What I found really cool was the fighter jets that were parked on the ground. I imagined these fighter jets to be small, but they are actually pretty big. In addition to American fighters, there were many jets from China, the Soviet Union, which is always interesting to see.
Besides these jets, they also have a display about space here too (not really sure why they don't put all the space displays together), but this display is slightly different than the display on the other side of the bridge. This display features the international space station, and a section of it. When we were there, we ran into a volunteer who was super passionate about space, and we learned that the section/module of the space station is one of the few in the world on display. On the floor of the module, you can see the scenery of Earth as the space station flies above us. What was cool was this volunteer was able to point out where some things were such as the beach in North Carolina where the Wright brother's took their first flight.

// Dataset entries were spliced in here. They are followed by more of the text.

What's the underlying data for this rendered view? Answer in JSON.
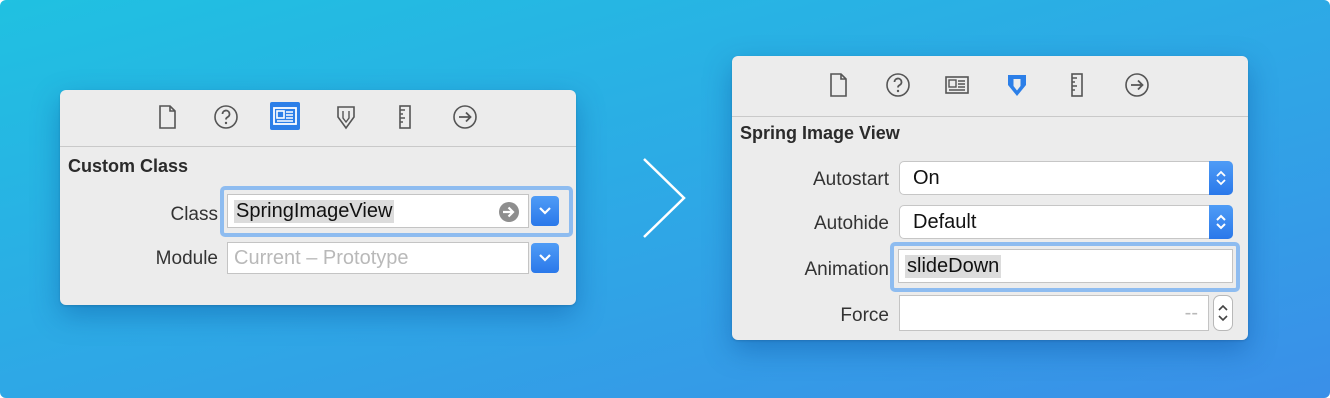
{
  "left_panel": {
    "toolbar_icons": [
      "file-icon",
      "help-icon",
      "identity-icon",
      "attributes-icon",
      "size-ruler-icon",
      "connections-icon"
    ],
    "selected_icon": "identity-icon",
    "section_title": "Custom Class",
    "class_label": "Class",
    "class_value": "SpringImageView",
    "module_label": "Module",
    "module_placeholder": "Current – Prototype"
  },
  "right_panel": {
    "toolbar_icons": [
      "file-icon",
      "help-icon",
      "identity-icon",
      "attributes-icon",
      "size-ruler-icon",
      "connections-icon"
    ],
    "selected_icon": "attributes-icon",
    "section_title": "Spring Image View",
    "autostart_label": "Autostart",
    "autostart_value": "On",
    "autohide_label": "Autohide",
    "autohide_value": "Default",
    "animation_label": "Animation",
    "animation_value": "slideDown",
    "force_label": "Force",
    "force_placeholder": "--"
  },
  "colors": {
    "background_top": "#20c1e1",
    "background_bottom": "#3a8fe8",
    "accent_blue": "#2c7fe8",
    "focus_ring": "#8ebcf0",
    "panel": "#ececec"
  }
}
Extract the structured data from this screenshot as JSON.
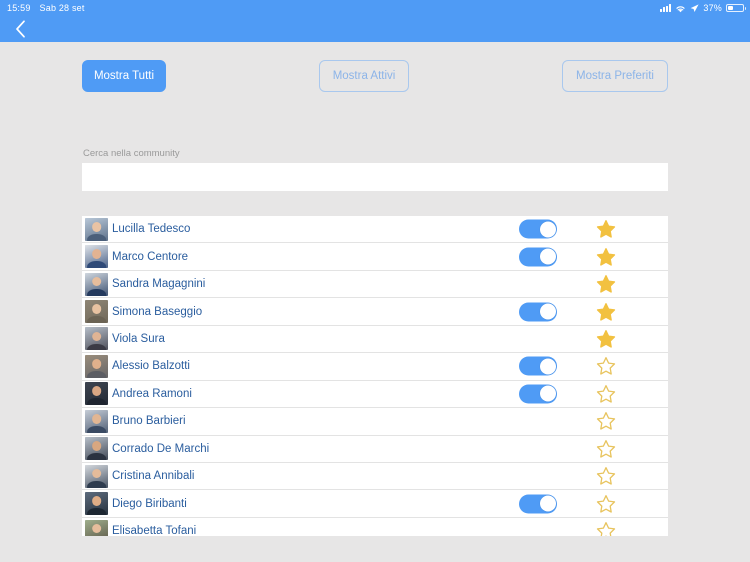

A specialty of the Great Hall is that above it, there is a tower exhibition where it is setup like a control tower of the King County Airport. You get a nice bird's eye view of the aircraft taking off from King County Airport. Moreover, at this tower display, you get to see on the screen the incoming traffic coming into the SeaTac area.
In addition to all that's mentioned about the Great Hall, there are some flight simulators here. When I was here before, I tried the small simulator where you get to drive a plane with a buddy (or by yourself) and try piloting a plane. It was really cool because you get to do a 360 degree roll. However, the ride itself is pricey For 4 mins of flight, it costs $8. We weren't even able to land our aircraft in that 4 minutes.. Haha, but never-the-less it's pretty cool.
After we were finished in the Great Hall, we (well.. I was) were hungry and we made a pit stop at the cafe to grab a bite to eat. I wanted something light so I got an Odwella juice. The price was abit more than you would pay at somewhere - say Target... But I thought, well because the museum is non-profit... Might as well.
Once we left the cafe, we noticed we were short on time so we made a quick stop at the World War I and II gallery. This gallery was really cool because it contained many artifacts about WWI and II, many were models of the aircraft that were used then. The coolest thing is you can see the transition from wooden frames for aircraft in WWI to metal frames in WWII. Besides the aircraft, they have things like uniforms from both the World Wars. It is definitely a great exhibit to explore more, if there was more time. Another notable thing about this WW1 and WW2 gallery is it's atmosphere. With dim lightening and also the ventilation in that place, it gives a feeling of sadness to the exhibit that can send chills up your spine I think if you were in there too long.
Before we left the museum, we visited the Red Barn. This was the Boeing Company's first factory. It is amazing to see where one of the world's largest companies started. Inside the barn you will see various displays of machinery that helped build planes back then. Inside there are some interesting facts about Boeing's history. One of the most surprising facts was that the first engineer for Boeing was of Asian descent! That's not all, there are brief biographies of some of Boeing's top engineers. As a word of caution, this building because of it's age and wooden structure, you can hear the floor creek as people walk upstairs... and when you are upstairs, it's a bit freaky to hear the floor creek below you...
When we were finished visiting the Red Barn, we had to run outside as the next 124 bus taking us back to Downtown Seattle was arrive. In general, this was one of the most worthwhile $18 I've spent because it opened up my eyes and also inspired me to the dream of flight. I would recommend this museum as a must visit for all aviation enthusiasts and just someone looking for a good time!